» WHAT YOU NEED TO DO
Go through the lines below and copy any that hold the string "ITmedia".

» EXTRACTED RECORDS
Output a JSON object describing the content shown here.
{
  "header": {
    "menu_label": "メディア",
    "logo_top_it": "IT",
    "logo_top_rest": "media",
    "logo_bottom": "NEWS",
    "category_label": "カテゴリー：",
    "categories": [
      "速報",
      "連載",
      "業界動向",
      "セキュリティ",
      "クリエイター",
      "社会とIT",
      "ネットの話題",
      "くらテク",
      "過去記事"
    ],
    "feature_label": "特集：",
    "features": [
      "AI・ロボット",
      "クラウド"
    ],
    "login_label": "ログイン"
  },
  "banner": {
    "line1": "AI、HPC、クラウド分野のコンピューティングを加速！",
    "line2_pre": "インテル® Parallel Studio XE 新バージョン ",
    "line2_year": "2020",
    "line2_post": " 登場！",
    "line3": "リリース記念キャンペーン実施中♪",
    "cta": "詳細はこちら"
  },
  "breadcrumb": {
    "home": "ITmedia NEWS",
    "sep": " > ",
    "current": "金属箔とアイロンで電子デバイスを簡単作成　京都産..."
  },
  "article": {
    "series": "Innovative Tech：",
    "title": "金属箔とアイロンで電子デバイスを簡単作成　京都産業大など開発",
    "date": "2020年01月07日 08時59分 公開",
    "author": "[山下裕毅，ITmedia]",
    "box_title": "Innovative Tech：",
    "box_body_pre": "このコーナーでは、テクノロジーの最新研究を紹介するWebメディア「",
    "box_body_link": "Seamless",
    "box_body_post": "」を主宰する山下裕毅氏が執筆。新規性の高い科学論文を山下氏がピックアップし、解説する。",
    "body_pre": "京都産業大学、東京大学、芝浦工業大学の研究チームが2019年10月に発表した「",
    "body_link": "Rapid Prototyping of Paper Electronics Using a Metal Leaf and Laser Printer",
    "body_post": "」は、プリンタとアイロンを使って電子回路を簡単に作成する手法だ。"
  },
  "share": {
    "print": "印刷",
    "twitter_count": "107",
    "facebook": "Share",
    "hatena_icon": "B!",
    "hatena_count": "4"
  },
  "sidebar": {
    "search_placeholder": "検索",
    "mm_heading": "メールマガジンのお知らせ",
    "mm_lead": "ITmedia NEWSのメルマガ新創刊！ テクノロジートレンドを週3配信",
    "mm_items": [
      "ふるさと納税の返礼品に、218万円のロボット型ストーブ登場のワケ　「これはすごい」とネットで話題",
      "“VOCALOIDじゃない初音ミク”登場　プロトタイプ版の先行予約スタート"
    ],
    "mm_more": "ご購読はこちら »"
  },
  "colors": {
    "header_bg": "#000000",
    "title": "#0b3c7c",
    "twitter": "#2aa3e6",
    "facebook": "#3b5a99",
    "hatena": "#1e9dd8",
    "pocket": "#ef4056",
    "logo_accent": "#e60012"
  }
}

» WORKED SOLUTION
    "home": "ITmedia NEWS",
    "author": "[山下裕毅，ITmedia]",
    "mm_lead": "ITmedia NEWSのメルマガ新創刊！ テクノロジートレンドを週3配信",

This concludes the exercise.